Google Drive Integration
Google Drive is a great file storage tool as well as an online file viewer. While similar online storage facilities offer free packages, Google Drive’s storage quota of 15 gigabytes dwarfs that offered by Dropbox (2GB) and Microsoft’s SkyDrive (7GB). Google’s powerful search engine also means that when you search Google Drive, you’re not just searching file names – you’re searching the contents of the files. So even if you have forty-six files name Untitled Document, Google is still able to find the draft of your essay, or the recipe you were collating, or the draft of your play, based on the content of your files!
Google Drive’s Windows and Apple apps allow you to drag and drop in to the folder for easy desktop management, while the web interface lets you access those files from anywhere. Google provide mobile access for iOS and Android platforms (as to be expected) with apps available for free from the Apple App Store and Google Play Store respectively.
Multiple Account Management

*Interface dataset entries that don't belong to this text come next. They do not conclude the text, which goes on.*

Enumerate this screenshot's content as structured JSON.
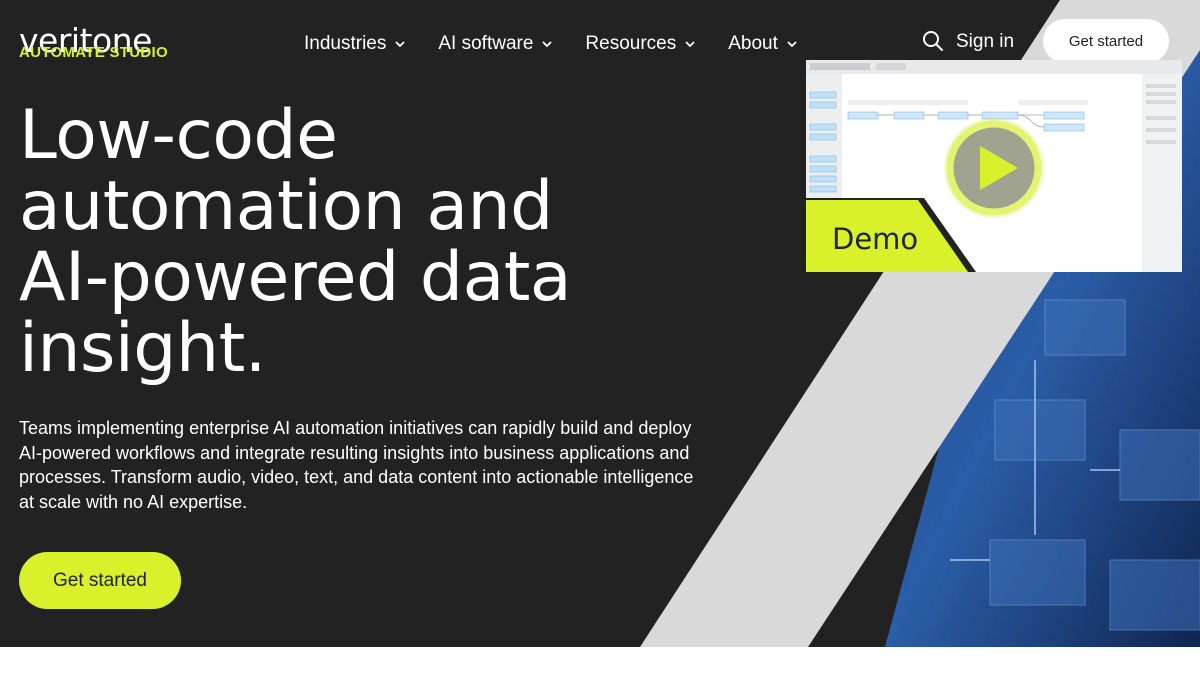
{
  "brand": {
    "name": "veritone",
    "product": "AUTOMATE STUDIO",
    "accent_color": "#d8f12a",
    "dark_bg": "#222222"
  },
  "nav": {
    "items": [
      {
        "label": "Industries",
        "icon": "chevron-down-icon"
      },
      {
        "label": "AI software",
        "icon": "chevron-down-icon"
      },
      {
        "label": "Resources",
        "icon": "chevron-down-icon"
      },
      {
        "label": "About",
        "icon": "chevron-down-icon"
      }
    ],
    "search_icon": "search-icon",
    "sign_in_label": "Sign in",
    "get_started_label": "Get started"
  },
  "hero": {
    "headline_lines": [
      "Low-code",
      "automation and",
      "AI-powered data",
      "insight."
    ],
    "description": "Teams implementing enterprise AI automation initiatives can rapidly build and deploy AI-powered workflows and integrate resulting insights into business applications and processes. Transform audio, video, text, and data content into actionable intelligence at scale with no AI expertise.",
    "cta_label": "Get started"
  },
  "video": {
    "label": "Demo",
    "play_icon": "play-icon"
  }
}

Another aspect that mail clients have traditionally handled better than webmail interfaces is managing multiple accounts. Gmail allows multiple account management in two different ways: POP mail checking and browser cookies.
POP Mail Checking

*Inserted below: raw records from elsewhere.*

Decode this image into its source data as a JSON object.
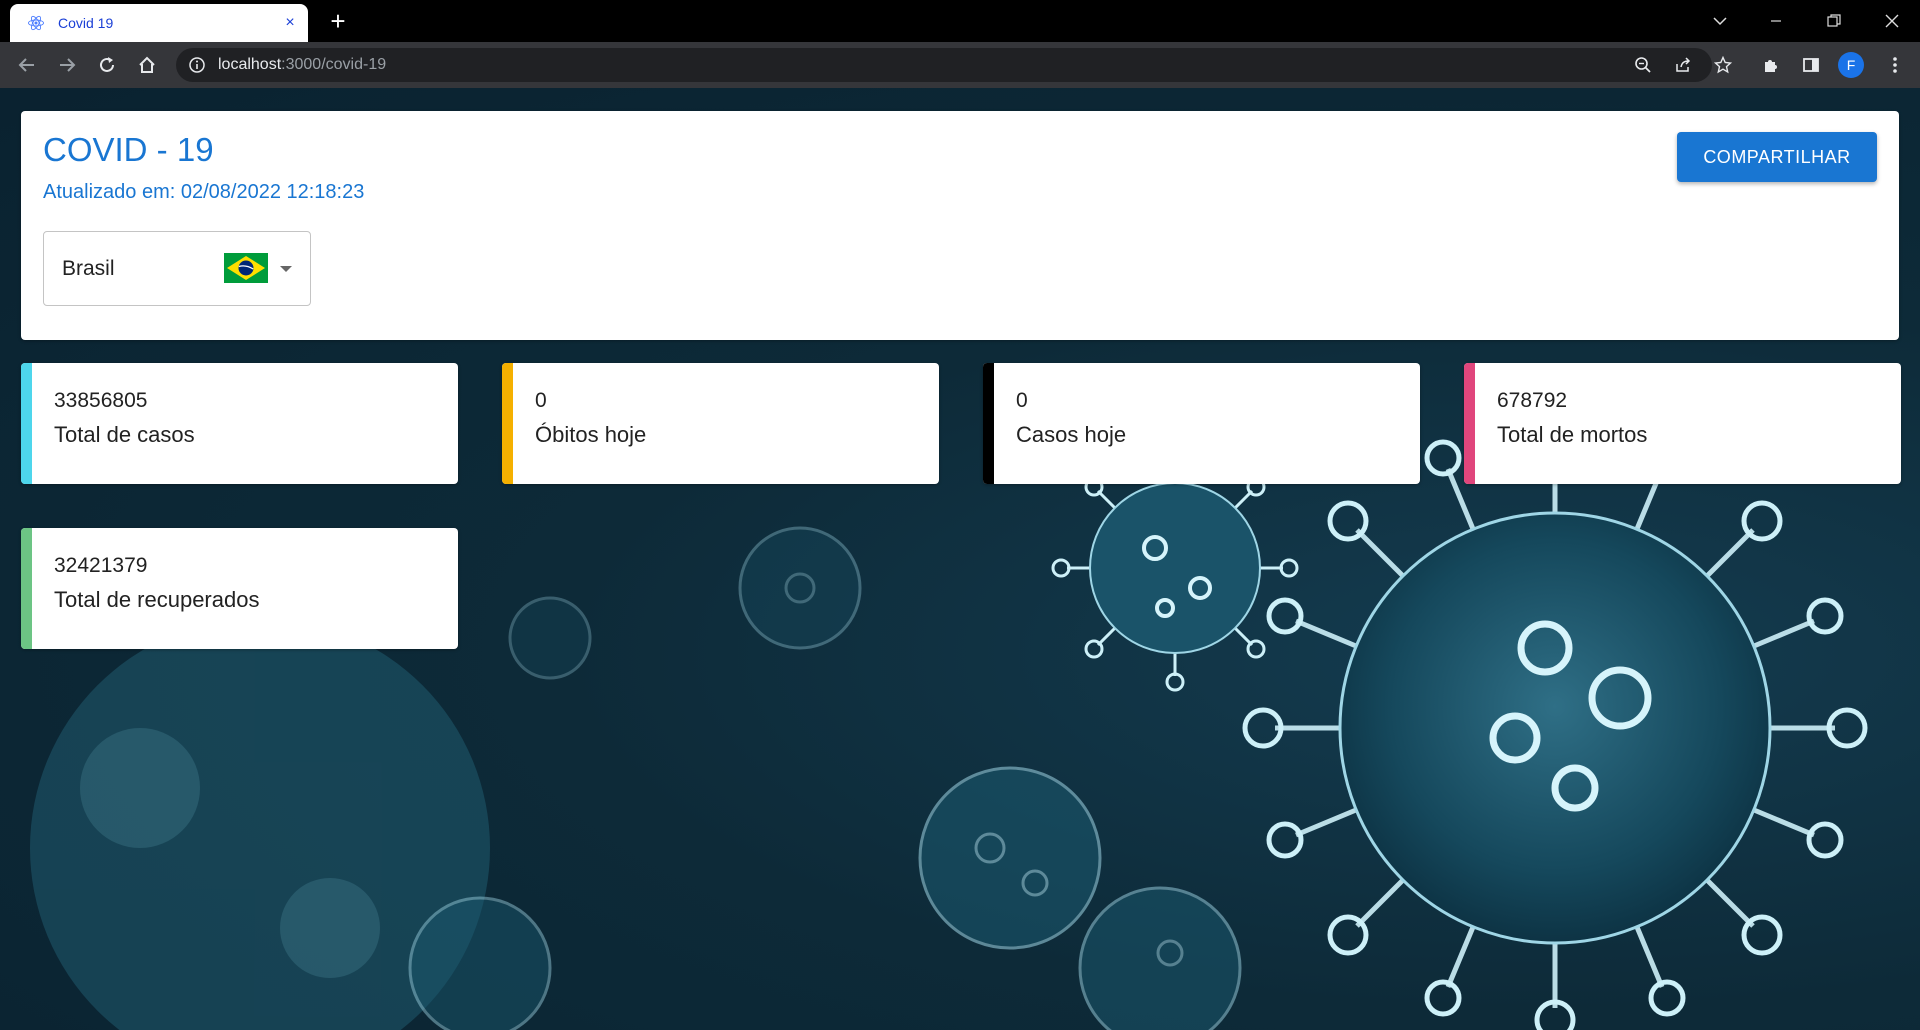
{
  "browser": {
    "tab_title": "Covid 19",
    "tab_close": "×",
    "new_tab": "+",
    "url_host": "localhost",
    "url_path": ":3000/covid-19",
    "profile_initial": "F"
  },
  "header": {
    "title": "COVID - 19",
    "updated": "Atualizado em: 02/08/2022 12:18:23",
    "share_label": "COMPARTILHAR",
    "country": "Brasil"
  },
  "stats": [
    {
      "value": "33856805",
      "label": "Total de casos",
      "color": "#4dd6ec"
    },
    {
      "value": "0",
      "label": "Óbitos hoje",
      "color": "#f5b000"
    },
    {
      "value": "0",
      "label": "Casos hoje",
      "color": "#000000"
    },
    {
      "value": "678792",
      "label": "Total de mortos",
      "color": "#e0467c"
    },
    {
      "value": "32421379",
      "label": "Total de recuperados",
      "color": "#6cc484"
    }
  ],
  "colors": {
    "accent": "#1976d2",
    "brand_flag": "#009c3b"
  }
}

This option allows you to add up to five POP mail accounts. POP is still the most common mail delivery protocol, and supported almost universally.
Using Gmail’s Mail Fetcher, you can download messages from you ISP mail account, your Hotmail account, your Yahoo account, your Live.com account, or any other service that supports the POP protocol. Not only that, but Gmail also allows you to continue to send from those addresses despite accessing the messages via Gmail (so even though you log into Gmail to check your messages, your emails will be sent from your @hotmail.com or @live.com email address). This feature allows you to easily manage multiple accounts by logging into a single location.
Filtering and labelling also allows for simple and easily identifiable colour-coding of your incoming messages.
Browser cookies allow you to switch easily between multiple Google accounts, if you have them! These sessions persist as long as your cookies do (but be aware that if you clear cookies on browser close, you’ll need to add the accounts during each browser session).
Google’s labelling system may seem a little strange at first if you’re used to folders, but it should be easy to see that a feature that accomplishes the task of both folders AND flags makes managing your inbox much less complicated! Not only that, you are able to attribute multiple labels to a single email.
For example, you may keep all your correspondence with your uncle under a label named “Uncle Joe”. But you also like to keep all emails with family photos attached under the label “Family Photos”. You receive an email from Uncle Joe, describing his holiday to Fiji, with photos of your cousin’s wedding. Unlike with folders, you can add both of these labels to a single email.
You can choose whether to visually display these messages in your inbox, or to hide them from the inbox, only visible when you select the labels that they belong to. As mentioned above, these labels can be colour coded to make for easy identification (I make sure that my label for Bills and Invoices always appears in bright red!).